While that doesn’t compete with the top cash back credit cards, it’s better than nothing.

Here are some of the fees the American Express Serve Cash Back® comes with.

  • A monthly fee of $7.95, unless you live in New York, Texas or Vermont
  • No fee to get the card online (up to $3.95 card price in store)
  • No fee for withdrawals from MoneyPass ATMs (up to a $2.50 fee per transaction for out of network ATMs, as well as any fee the ATM operator may charge)
  • Cash reload at retail locations can cost you up to $3.95, depending on the retailer

To learn more about the American Express Serve® Cash Back, read our editorial review of all three Serve® cards.

Alternatives to prepaid cards

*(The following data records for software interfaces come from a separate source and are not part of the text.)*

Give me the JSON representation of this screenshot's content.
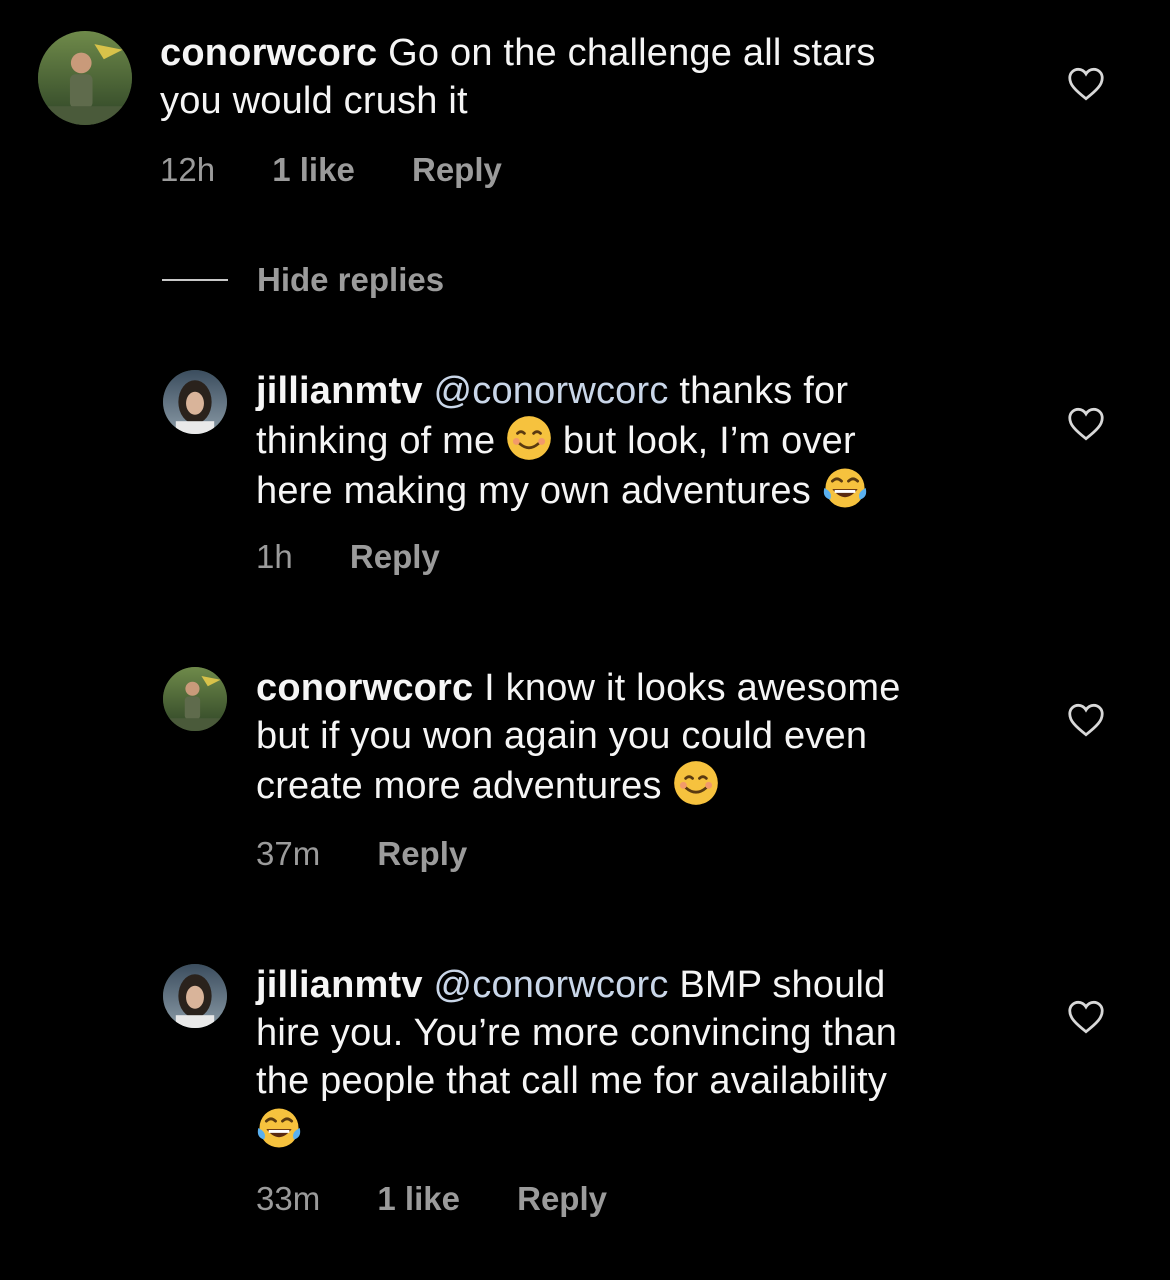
{
  "comments": [
    {
      "username": "conorwcorc",
      "lines": [
        "Go on the challenge all stars",
        "you would crush it"
      ],
      "time": "12h",
      "likes": "1 like",
      "reply": "Reply"
    },
    {
      "username": "jillianmtv",
      "mention": "@conorwcorc",
      "line1_rest": "thanks for",
      "line2": "thinking of me",
      "line2b": "but look, I’m over",
      "line3": "here making my own adventures",
      "time": "1h",
      "reply": "Reply"
    },
    {
      "username": "conorwcorc",
      "line1_rest": "I know it looks awesome",
      "line2": "but if you won again you could even",
      "line3": "create more adventures",
      "time": "37m",
      "reply": "Reply"
    },
    {
      "username": "jillianmtv",
      "mention": "@conorwcorc",
      "line1_rest": "BMP should",
      "line2": "hire you.  You’re more convincing than",
      "line3": "the people that call me for availability",
      "time": "33m",
      "likes": "1 like",
      "reply": "Reply"
    }
  ],
  "hide_replies": "Hide replies",
  "colors": {
    "background": "#000000",
    "text": "#f5f5f5",
    "meta": "#9b9b9b",
    "mention": "#c9d6e8"
  }
}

Here are some alternatives to prepaid cards to consider.

Free checking account

If you’re looking at prepaid cards for your money management because of the fees that can come with bank accounts (like overdraft fees), you might be interested in a free checking account from a bank or credit union instead.

Secured credit card

Prepaid debit cards can’t assist you in building credit like a secured credit card can. Compare offers for secured credit cards on Credit Karma to learn more about your options — some secured cards don’t require credit checks or even bank accounts to apply. Keep in mind, however, that they do require a security deposit, so you’ll have to put money down to use this type of card.

How do I get a prepaid card?

Depending on which card you want, there are a few different ways you can apply.

  • In-store — Some retailers, like Walmart, allow you to purchase and load money onto a new prepaid card.
  • Online — Many prepaid cards allow you to apply through their websites.
  • At a branch — Some banks, like Chase, offer prepaid cards that you can apply for at your local branch.

Do prepaid cards hurt your credit?

Prepaid cards don’t hurt your credit. Unlike credit cards, you aren’t borrowing any money from the card issuer — you’re accessing your own money that you’ve uploaded to the card account.

Because of this, prepaid cards don’t require a hard credit inquiry, which can have a slightly negative effect on your credit scores.

But prepaid cards also don’t have any positive effect on your credit. With a credit card that reports to the three major consumer credit bureaus, making payments on-time and in full and keeping your overall balance low can help you build credit history. Prepaid cards don’t report any of your activity to the bureaus, so they won’t help you build credit.

Are prepaid cards a bad idea?

Prepaid cards can make sense in certain situations — for example, if you don’t have a checking account or you just don’t want the temptation of using credit.

But there can be downsides to prepaid cards. One major downside? The relatively high fees just for holding, loading, or even withdrawing money from the card. And you won’t build credit by using a prepaid card. If you’ve already got a bank account, or think you might be interested in opening one, consider your alternatives instead.

How we picked these cards

The best prepaid cards are not only great budgeting tools, but they also provide a lot of other features and are relatively affordable. We considered several factors as we compiled our list, including fees, extra benefits, free reload options and ways to get money back.

We also wanted to highlight cards that go above and beyond the norm. The cards we chose have special features, like a high-rate savings account, compatibility with popular digital wallets or maybe a huge free ATM network.

About the author: Ben Luthi is a personal finance freelance writer and credit cards expert. He holds a bachelor’s degree in business management and finance from Brigham Young University. In addition to Credit Karma, you can find his wo… Read more.